What the task asks » For each record below, output its text exactly and skip any picture.

The records »
········
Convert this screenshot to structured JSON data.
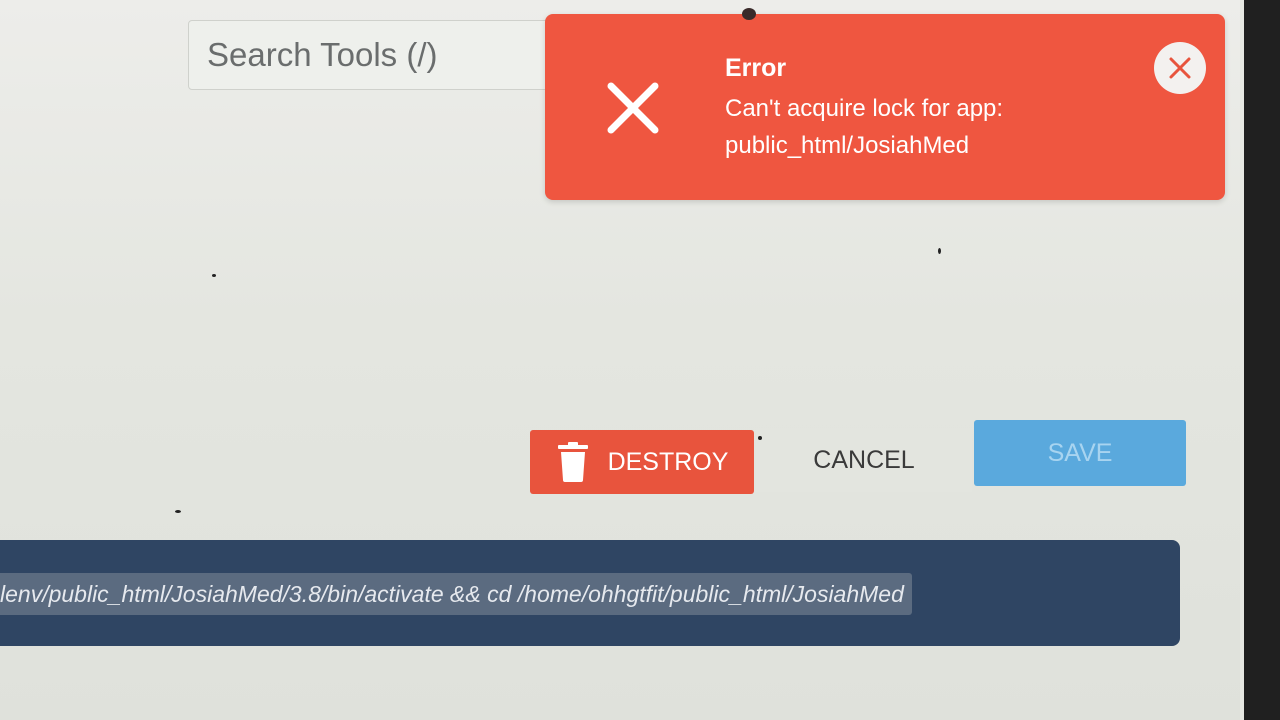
{
  "search": {
    "placeholder": "Search Tools (/)"
  },
  "toast": {
    "type": "error",
    "title": "Error",
    "message": "Can't acquire lock for app: public_html/JosiahMed",
    "icon": "x-icon",
    "close_icon": "close-icon",
    "color": "#ef5640"
  },
  "actions": {
    "destroy_label": "DESTROY",
    "destroy_icon": "trash-icon",
    "cancel_label": "CANCEL",
    "save_label": "SAVE",
    "destroy_color": "#e8543d",
    "save_color": "#5aa9dd"
  },
  "command": {
    "text": "lenv/public_html/JosiahMed/3.8/bin/activate && cd /home/ohhgtfit/public_html/JosiahMed",
    "bar_color": "#2f4563"
  }
}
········
Solution to this task »
Convert this screenshot to structured JSON data.
{
  "search": {
    "placeholder": "Search Tools (/)"
  },
  "toast": {
    "type": "error",
    "title": "Error",
    "message": "Can't acquire lock for app: public_html/JosiahMed",
    "icon": "x-icon",
    "close_icon": "close-icon",
    "color": "#ef5640"
  },
  "actions": {
    "destroy_label": "DESTROY",
    "destroy_icon": "trash-icon",
    "cancel_label": "CANCEL",
    "save_label": "SAVE",
    "destroy_color": "#e8543d",
    "save_color": "#5aa9dd"
  },
  "command": {
    "text": "lenv/public_html/JosiahMed/3.8/bin/activate && cd /home/ohhgtfit/public_html/JosiahMed",
    "bar_color": "#2f4563"
  }
}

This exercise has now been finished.